Grimes settles in as DOD's top IT leader

Two hours after he was sworn in as the new Defense CIO, John Grimes sat in his Pentagon office, getting used to the constant ringing of his BlackBerry.

Grimes did not own a BlackBerry in his last job as vice president of Raytheon Intelligence and Information Systems in Washington. But as DOD's top IT leader, he might get more traction from his personal digital assistant than his office phone and laptop computer combined.

'I show up here and [in] 30 seconds [have one] and it has not stopped,' Grimes said, pointing to the new device. 'I have had continuous messages.'

In June, President Bush nominated Grimes to be CIO and assistant secretary of Defense for networks and information integration. The Senate confirmed him Oct. 28, and he was officially sworn in Nov. 14.

In his first interview as CIO, Grimes said that if he had to pick a single challenge facing Defense networks, it would have to be security.

'The information systems have to be secure. Probably of all the things we have right now facing us in the information world, security is key,' Grimes said. 'When someone uses the system, they believe in the integrity of the data and that nobody has unauthorized access to it. That's probably the most critical thing we have facing us because of the continuous threat to networks by those that want to be mischievous.'

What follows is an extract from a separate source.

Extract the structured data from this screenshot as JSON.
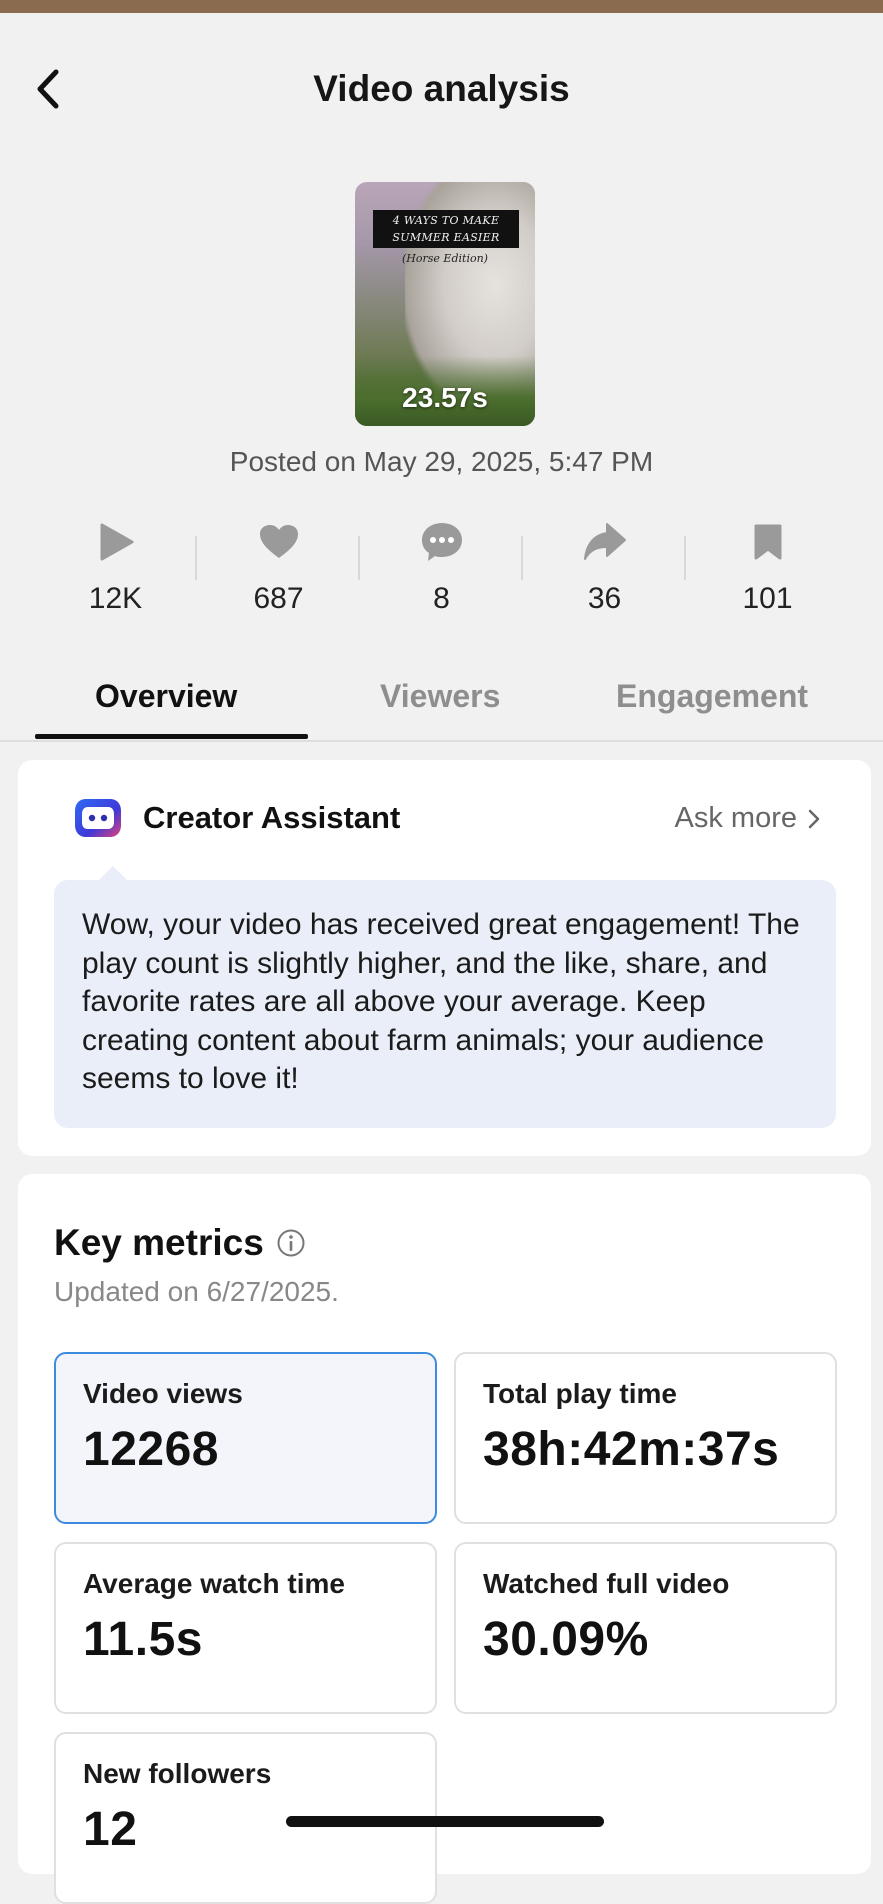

He also applauded the work of John Stenbit, former Defense CIO, for pushing the key net-centric transformational programs across DOD'including the Global Information Grid-Bandwidth Expansion, Transformational Satellite and Net-Centric Enterprise Services initiatives.

'John Stenbit actually did a great job of codifying the net-centric enablers and those programs are somewhat institutionalized now in what we call 'power to the edge',' Grimes said.

Grimes previously served as deputy assistant secretary for counterintelligence and security countermeasures at Defense and held the title of deputy assistant secretary for Defense-wide command, control and communications. He also worked for the National Security Council as senior director of the White House Situation Support Staff.


  • business meeting (Monkey Business Images/

    Civic tech volunteers help states with legacy systems

    As COVID-19 exposed vulnerabilities in state and local government IT systems, the newly formed U.S. Digital Response stepped in to help. Its successes offer insight into existing barriers and the future of the civic tech movement.

  • data analytics (

    More visible data helps drive DOD decision-making

    CDOs in the Defense Department are opening up their data to take advantage of artificial intelligence and machine learning tools that help surface insights and improve decision-making.

Stay Connected